    • unless they explicitly have the same design/attributes (including name)

3.2.02. Normalization

  • Reduced redundancy
  • Organised data efficiently
  • Improves data consistency
    • Reduces chance of update anomalies
    • Data duplicated, then updated in only one location
  • Only duplicate primary key
    • All non-key data stored only once
  • Data spread across multiple tables, instead of one Universal relation R

3.2.03. Good or bad?

  • Depends on Application
  • OLTP (Transaction processing)
    • Lots of small transactions
    • Need to execute updates quickly
  • OLAP (Analytical processing/DSS)
    • Largely Read-only
    • Redundant data copies facilitate Business Intellegence applications, e.g. star schema (later)
  • 3NF considered ‘normalised’
    • save special cases

3.2.04. Normal forms (1NF)

  • First Normal form (1NF)
    • Disallows multivalued attributes
    • Part of the basic relational model
  • Domain must include only atomic values
    • simple, indivisible
  • Value of attribute-tuple in extension of schema
  • t[Ai] ∈ (Ai)

3.2.05. Normalisation (1NF)

  • Remove fields containing comma separated lists
  • Multi-valued attribute (AMV) of Ri
  • Create new relation (RNEW)
    • with FK to Ri[PK]

3.2.06. Normalisation (1NF)

  • On weak entity
  • On strong entity

weak entity example
strong entity example

3.2.07. Normal forms (2NF)

  • A relation Ri is in 2NF if:
    • Every nonprime attribute A in Ri is
    • fully functionally dependent on 1y key of R
  • If all keys are singletons, guaranteed
  • If Ri has composite key are
    • all non-key attributes fully functionally dependent
    • on all attributes of composite key?

3.2.08. Normal forms (2NF)

  • Second normal form (2NF)
    • Full functional dependency X → Y
      • A ∈ X, (X - {A}) ¬→ Y
  • If any attribute A is removed from X
  • Then X → Y no longer holds
    • Partial functional dependency
    • A ∈ X, (X - {A}) → Y

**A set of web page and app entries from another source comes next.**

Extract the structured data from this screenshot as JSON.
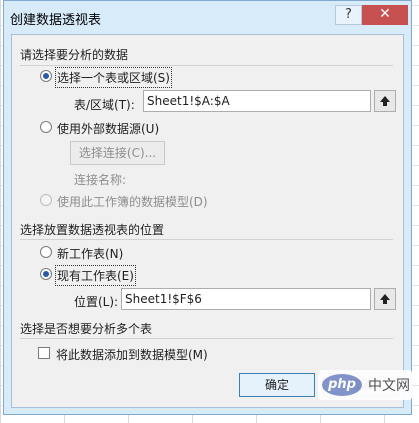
{
  "dialog": {
    "title": "创建数据透视表",
    "help_label": "?",
    "close_label": "✕"
  },
  "section_data": {
    "header": "请选择要分析的数据",
    "option_select_range": "选择一个表或区域(S)",
    "table_range_label": "表/区域(T):",
    "table_range_value": "Sheet1!$A:$A",
    "option_external_source": "使用外部数据源(U)",
    "choose_connection_label": "选择连接(C)...",
    "connection_name_label": "连接名称:",
    "option_data_model": "使用此工作簿的数据模型(D)"
  },
  "section_location": {
    "header": "选择放置数据透视表的位置",
    "option_new_sheet": "新工作表(N)",
    "option_existing_sheet": "现有工作表(E)",
    "location_label": "位置(L):",
    "location_value": "Sheet1!$F$6"
  },
  "section_multi": {
    "header": "选择是否想要分析多个表",
    "add_to_model_label": "将此数据添加到数据模型(M)"
  },
  "buttons": {
    "ok": "确定",
    "cancel": "取消"
  },
  "watermark": {
    "logo": "php",
    "text": "中文网"
  }
}
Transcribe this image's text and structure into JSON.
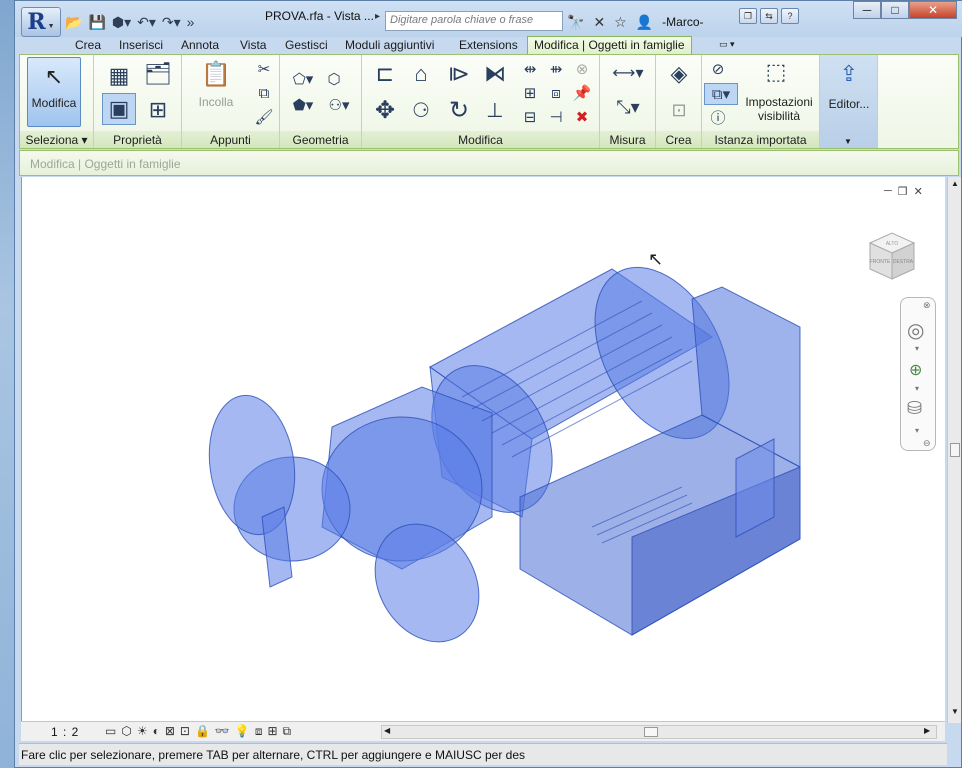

3.2.09. Normal forms (2NF)

  • In context
    • Not 2NF: AB → C, A → C
      • AB → C is not in 2NF, because B can be removed
    • Not 2NF: AB → CDE, B → DE
      • because attributes D&E are dependent on part of the composite key (B of AB), not all of it

3.2.10. Normalisation (2NF)

  • Split attributes not depended on all of the primary key into separate relations

3.2.11. Normal forms (BCNF)

  • Boyce-Codd Normal form (BCNF)
    • Simpler, stricter 3NF
      • BCNF → 3NF
      • 3NF does not imply BCNF
    • nontrivial functional dependency X → Y
    • Then X must be a superkey

3.2.12. Normal forms (3NF)

  • Third Normal form (3NF)
  • Derived/based on transitive dependency
  • For all nontrivial functional dependencies
    X → A
  • Either X must be a superkey
  • Or A is a prime attribute
    (member of a key)

3.2.13. Normal forms in context

  • AB → C, C → D, D → A
  • In context
    • 3NF? Yes
      • Because AB is a superkey and
      • D and A are prime attributes
    • BCNF? No
      • Because C and D are not superkeys
      • (even though AB is)

3.2.14. Normalisation (3NF)

  • CarMakes not in 3NF because:
    • singleton key A
    • non-trivial fd B → C
      • B not superkey, C not prime attribute